But while there is not much to choose between their career records, statistically, Kumble's is slightly better. However while Chandra succeeded on all types of wickets, Kumble has built up a reputation of being a match winner on friendly tracks at home that are made to order.
The comparative figures between the two bowlers make for interesting reading. Chandra took 242 wickets in 58 Tests at an average of 29.74. Kumble has taken 253 wickets in 55 Tests at an average of just over 27. Now to the break up of wickets taken at home and away. Chandra took 142 wickets in 32 Tests at home at 27.69 apiece. Away, Chandra took 100 wickets in 26 Tests at an average of 32.66. Kumble has played 28 Tests at home in which he has taken 157 wickets at 21.31 apiece. He has played 27 Tests abroad in which his haul is 96 wickets at an average of 36.83.
Chandra has taken five wickets in an innings at home eight times and 10 wickets in a match once. The break up is idential for Tests he played abroad. As regards Kumble, in home Tests, he has taken five wickets in an innings ten times and ten wickets in a match three times. Away from home, Kumble has taken five wickets in an innings four times but has not taken ten wickets in a match even once.
A glance at Chandra's performance abroad shows that he played an important role in four Indian victories in four different lands. His 6-38 bowled India to victory at The Oval in 1971. He also bagged 6 wkts in an innings in two Indian overseas triumphs in 1976 against New Zealand at Auckland and West Indies at Port of Spain.
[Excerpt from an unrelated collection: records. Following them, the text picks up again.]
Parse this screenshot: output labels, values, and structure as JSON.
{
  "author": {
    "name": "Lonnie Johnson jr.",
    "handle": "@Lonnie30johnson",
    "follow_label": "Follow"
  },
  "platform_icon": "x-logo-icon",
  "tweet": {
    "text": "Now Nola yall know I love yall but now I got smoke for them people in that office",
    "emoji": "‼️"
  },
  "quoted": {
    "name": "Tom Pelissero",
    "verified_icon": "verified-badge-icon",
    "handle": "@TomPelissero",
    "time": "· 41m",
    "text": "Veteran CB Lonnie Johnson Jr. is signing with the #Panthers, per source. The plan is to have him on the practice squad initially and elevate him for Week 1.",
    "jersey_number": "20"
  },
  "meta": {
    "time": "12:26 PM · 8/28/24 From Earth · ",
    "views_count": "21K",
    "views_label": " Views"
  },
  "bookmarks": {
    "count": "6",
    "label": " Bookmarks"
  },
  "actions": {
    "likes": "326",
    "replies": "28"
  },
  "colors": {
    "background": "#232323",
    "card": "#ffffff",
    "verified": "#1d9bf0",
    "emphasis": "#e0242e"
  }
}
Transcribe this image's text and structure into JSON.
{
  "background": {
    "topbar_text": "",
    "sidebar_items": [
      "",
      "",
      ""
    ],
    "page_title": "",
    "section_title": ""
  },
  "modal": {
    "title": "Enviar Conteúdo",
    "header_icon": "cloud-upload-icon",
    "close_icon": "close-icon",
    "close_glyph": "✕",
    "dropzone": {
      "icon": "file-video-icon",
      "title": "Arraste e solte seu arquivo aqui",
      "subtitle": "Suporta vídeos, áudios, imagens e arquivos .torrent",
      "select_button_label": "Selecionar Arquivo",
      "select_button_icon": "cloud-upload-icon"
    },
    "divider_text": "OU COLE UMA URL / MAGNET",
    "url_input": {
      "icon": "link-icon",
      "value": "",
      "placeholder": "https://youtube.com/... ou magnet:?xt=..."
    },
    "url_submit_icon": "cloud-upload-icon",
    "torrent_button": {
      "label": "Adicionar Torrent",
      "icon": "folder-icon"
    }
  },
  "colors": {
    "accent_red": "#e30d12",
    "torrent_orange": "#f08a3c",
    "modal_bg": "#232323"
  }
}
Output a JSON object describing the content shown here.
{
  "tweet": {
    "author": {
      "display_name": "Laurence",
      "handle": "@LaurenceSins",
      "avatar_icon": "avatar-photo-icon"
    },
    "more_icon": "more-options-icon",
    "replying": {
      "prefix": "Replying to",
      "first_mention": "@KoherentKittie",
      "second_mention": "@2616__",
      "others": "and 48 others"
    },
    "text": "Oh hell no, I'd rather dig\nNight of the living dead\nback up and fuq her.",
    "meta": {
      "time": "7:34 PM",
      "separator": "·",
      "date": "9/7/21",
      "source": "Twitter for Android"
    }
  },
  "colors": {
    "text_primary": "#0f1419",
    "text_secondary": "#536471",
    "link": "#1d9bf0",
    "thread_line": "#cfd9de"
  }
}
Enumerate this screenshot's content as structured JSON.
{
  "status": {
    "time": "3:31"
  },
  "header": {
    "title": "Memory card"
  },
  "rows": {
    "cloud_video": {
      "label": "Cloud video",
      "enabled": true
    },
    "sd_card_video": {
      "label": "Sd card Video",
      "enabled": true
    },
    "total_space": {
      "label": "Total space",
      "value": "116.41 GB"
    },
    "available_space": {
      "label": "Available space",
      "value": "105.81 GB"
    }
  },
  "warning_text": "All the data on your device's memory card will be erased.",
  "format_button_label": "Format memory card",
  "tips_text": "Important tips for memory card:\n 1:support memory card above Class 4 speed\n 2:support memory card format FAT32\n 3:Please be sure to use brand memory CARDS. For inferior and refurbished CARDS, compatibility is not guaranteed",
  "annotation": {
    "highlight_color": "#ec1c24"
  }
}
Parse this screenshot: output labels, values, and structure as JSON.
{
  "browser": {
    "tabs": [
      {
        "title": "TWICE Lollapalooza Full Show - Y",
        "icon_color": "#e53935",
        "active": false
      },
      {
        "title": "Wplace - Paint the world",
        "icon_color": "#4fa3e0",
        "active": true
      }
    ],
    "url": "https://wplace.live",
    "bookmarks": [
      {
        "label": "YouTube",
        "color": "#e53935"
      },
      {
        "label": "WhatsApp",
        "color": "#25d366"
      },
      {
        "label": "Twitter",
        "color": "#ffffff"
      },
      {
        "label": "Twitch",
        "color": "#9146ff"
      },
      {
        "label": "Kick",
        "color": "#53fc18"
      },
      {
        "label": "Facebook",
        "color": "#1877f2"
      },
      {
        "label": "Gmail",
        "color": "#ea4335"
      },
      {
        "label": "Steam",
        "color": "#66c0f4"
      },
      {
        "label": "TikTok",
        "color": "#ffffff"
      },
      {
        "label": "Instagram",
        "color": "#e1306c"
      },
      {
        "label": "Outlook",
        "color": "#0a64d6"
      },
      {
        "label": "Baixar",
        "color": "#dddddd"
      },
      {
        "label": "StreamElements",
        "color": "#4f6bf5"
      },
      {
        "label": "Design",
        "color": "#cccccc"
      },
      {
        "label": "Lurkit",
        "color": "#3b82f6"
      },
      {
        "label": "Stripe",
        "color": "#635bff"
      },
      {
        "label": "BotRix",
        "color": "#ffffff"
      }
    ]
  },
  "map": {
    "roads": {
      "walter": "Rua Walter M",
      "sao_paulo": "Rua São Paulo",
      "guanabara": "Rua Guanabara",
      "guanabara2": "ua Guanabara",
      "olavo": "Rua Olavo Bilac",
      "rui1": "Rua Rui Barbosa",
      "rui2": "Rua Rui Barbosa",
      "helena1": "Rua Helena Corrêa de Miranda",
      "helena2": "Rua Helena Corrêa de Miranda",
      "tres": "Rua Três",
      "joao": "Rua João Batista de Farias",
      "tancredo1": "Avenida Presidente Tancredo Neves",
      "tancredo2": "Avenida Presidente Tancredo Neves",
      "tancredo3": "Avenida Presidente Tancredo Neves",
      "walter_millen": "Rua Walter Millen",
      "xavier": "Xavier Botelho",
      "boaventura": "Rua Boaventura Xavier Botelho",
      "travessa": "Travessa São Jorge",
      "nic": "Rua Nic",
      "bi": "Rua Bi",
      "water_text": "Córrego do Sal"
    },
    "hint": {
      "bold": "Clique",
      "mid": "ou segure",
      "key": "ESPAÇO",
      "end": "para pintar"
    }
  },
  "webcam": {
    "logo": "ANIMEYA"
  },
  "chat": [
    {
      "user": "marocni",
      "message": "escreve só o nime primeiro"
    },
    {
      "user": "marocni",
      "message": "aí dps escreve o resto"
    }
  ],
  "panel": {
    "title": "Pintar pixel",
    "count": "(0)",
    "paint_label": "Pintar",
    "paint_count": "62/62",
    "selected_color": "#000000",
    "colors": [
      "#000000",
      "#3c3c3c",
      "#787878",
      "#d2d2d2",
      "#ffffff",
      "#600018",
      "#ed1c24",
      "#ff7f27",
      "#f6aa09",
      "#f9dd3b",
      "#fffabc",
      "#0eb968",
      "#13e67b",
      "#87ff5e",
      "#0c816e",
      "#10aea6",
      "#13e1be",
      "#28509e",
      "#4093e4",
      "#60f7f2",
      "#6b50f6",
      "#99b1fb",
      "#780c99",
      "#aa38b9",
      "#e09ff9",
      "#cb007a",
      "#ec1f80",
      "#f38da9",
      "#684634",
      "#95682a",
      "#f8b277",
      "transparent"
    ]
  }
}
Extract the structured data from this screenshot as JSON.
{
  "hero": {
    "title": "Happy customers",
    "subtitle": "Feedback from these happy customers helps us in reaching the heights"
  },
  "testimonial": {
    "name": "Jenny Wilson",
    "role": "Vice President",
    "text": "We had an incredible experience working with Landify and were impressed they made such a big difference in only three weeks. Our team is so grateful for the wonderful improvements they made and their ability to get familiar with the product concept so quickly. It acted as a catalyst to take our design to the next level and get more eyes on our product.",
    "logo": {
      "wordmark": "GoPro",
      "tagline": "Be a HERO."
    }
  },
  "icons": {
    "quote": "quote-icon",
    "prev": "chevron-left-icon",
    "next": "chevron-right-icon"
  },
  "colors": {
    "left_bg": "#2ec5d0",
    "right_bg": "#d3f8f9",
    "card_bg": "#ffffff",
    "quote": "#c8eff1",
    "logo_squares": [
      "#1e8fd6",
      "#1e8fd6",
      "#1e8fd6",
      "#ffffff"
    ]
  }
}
And his 12-104 at Melbourne in 1977-78 against an Australia denuded of its Packer stars was another reminder of his value to the side.
Kumble has shown his mettle abroad as seen during his tour to South Africa in 1992-93. He followed it up with a brilliant season with Northants in 1995 when he was the only bowler to top 100 wickets. But on India's subsequent tour to England in 1996 he failed to reproduce that form. Though he did have two five wicket hauls in an innings at Kingston and Port of Spain on the 1997 tour of the Caribbean, he was by this time largely sorted out by international batsmen who treated him as a medium pacer.
There have been several ups and downs in Kumble's career since. His ten wicket haul in an innings against Pakistan earlier this year should have heralded a new lease of life for Kumble but disappointingly for him he lost his place in the one day side later in the year.
While the Kanpur haul will have done Kumble's confidence a world of good, the Australian tour that follows is the ideal opportunity to prove that he is not merely a bad-wicket bowler. With the googly now becoming his main strike delivery and with the challenge of going one-on-one with Shane Warne in his backyard looming ahead, Kumble is ready to bowl for a place in the pantheon of Indian spin legends.